Despite the certainty given by the General Election result, ambiguity over the UK’s relationship with the EU will remain in the immediate future and the country’s property markets will continue to contend with a wide variety of old and new structural, economic and legislative changes throughout 2020 and beyond, said Savills as it unveiled its 2020 UK and South West property outlook.
Savills’ South West cross-sector outlook event took place last week to over 80 property professionals at the Royal Albert Memorial Museum in Exeter. Representatives of Savills’ commercial, rural and residential research teams gave their forecasts for the coming year, the likely investment trends and disruptors in their sectors, and their top picks for property investments likely to out-perform the market in 2020 and beyond.
Despite questions remaining over the UK’s ongoing relationship with the EU, higher commercial property investment volumes are expected across the country this year, Savills said, particularly in the office and logistics markets, as a number of non-domestic institutional investors that were deterred by Brexit uncertainty re-enter the market. There is also likely to be a rise in opportunistic investor activity in the retail sector, as some buyers now see some assets as competitively priced.
Looking at the local commercial markets, Chris Potts, head of Savills Cardiff office, said:
“Cardiff continues to attract a wide group of fast-growing tech and financial companies and, with office investment volumes also remaining healthy, we’re anticipating a positive year for the city’s commercial markets overall. Further afield, we’re also anticipating more investment into the region’s warehouses sector this year, particularly in South Wales where a new National Planning Framework and local authorities putting in place strategies for new industrial development should result in developers delivering more large-scale schemes, which are likely to be quickly snapped up by tenants.”
Paddy Hales, head of Savills Bristol office, added:
“Over the last 12 months, Bristol has continued to cement its position as a leading regional UK city that has appealed to a wide range of occupiers, from local independent businesses to national and international corporate firms, as well as domestic and global investors. The thriving city centre has also attracted a host of new leisure and fitness operators, which reinforces Bristol’s USP of providing an attractive place to balance work and home life.
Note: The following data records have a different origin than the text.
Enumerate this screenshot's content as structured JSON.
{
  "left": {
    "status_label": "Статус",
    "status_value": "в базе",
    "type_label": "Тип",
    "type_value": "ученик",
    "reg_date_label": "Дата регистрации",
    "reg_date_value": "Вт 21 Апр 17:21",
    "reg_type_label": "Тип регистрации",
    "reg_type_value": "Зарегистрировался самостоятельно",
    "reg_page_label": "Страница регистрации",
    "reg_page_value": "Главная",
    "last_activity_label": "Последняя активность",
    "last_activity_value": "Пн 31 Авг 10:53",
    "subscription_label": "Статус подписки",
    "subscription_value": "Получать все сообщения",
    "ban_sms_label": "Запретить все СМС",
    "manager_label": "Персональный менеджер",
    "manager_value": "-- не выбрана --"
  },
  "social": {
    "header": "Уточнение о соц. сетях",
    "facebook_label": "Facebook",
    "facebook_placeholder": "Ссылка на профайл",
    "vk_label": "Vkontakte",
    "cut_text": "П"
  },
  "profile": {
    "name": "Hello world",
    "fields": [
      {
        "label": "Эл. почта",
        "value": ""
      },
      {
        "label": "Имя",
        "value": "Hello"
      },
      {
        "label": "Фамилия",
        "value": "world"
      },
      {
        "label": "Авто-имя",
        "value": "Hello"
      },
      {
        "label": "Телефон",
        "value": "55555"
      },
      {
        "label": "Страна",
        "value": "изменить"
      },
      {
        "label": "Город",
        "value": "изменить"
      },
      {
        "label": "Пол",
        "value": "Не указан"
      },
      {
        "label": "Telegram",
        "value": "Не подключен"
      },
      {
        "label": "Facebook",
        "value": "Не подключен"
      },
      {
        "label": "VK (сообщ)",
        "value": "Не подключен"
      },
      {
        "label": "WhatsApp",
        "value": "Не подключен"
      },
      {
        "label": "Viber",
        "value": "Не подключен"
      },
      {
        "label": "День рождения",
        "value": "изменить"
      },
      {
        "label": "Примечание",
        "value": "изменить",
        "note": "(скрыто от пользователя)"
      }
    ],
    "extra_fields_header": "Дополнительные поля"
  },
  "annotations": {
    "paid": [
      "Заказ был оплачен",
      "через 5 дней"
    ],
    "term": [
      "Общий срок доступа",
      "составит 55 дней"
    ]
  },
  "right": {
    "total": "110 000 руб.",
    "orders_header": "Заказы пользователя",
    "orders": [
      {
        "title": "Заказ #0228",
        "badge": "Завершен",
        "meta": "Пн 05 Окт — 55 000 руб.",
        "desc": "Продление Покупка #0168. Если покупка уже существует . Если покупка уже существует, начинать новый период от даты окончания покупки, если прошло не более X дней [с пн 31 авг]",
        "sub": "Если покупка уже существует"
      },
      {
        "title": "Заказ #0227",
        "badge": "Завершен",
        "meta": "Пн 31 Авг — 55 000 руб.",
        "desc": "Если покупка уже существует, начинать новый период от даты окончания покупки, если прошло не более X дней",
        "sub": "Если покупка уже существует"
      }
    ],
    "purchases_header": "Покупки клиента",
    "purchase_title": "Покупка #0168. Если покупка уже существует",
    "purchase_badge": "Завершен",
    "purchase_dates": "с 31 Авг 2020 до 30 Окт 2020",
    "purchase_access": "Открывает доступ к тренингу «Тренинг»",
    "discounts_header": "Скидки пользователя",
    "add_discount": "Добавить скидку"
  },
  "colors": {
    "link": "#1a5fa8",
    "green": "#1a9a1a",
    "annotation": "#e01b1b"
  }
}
All this, combined with an impressive talent pool from our world renowned universities, places us in an incredibly good position to attract further inward investment that will support further growth and development.”
In terms of the mainstream residential market, Savills anticipates Brexit uncertainty will act as a drag on the market over the short term, but expects prices to rise broadly in line with household incomes thereafter.
In the South West, where the average house price is currently £256,000, the firm forecasts house price growth of 13.1% over the next five years. In Wales, where prices average £165,000, there is greater capacity for growth. Here, Savills is forecasting a strong performance of 18.1% between 2020 and 2024.
Richard Brooks, head of Savills residential division for the South West, said:
“The outlook for the residential market in the South West is positive. While we’re not anticipating a spike in house price inflation, we are seeing a high level of buyer demand and a renewed appetite from investors, which we expect to build over the next 12 months. The clarity stemming from the general election result should bring a greater sense of urgency to the market, allowing movement both up and down the housing ladder.”
Daniel Rees, head of Savills residential team in Cardiff, commented:
“House price growth in Wales has been outperforming the UK average for some time and we expect this to continue in 2020 and beyond. Since the start of this year we have seen an uplift in positive sentiment among buyers and sellers, which, teamed with favourably low borrowing costs and the final phases of a fully-fledged Help To Buy scheme, sets the scene for an encouraging year in the residential market.”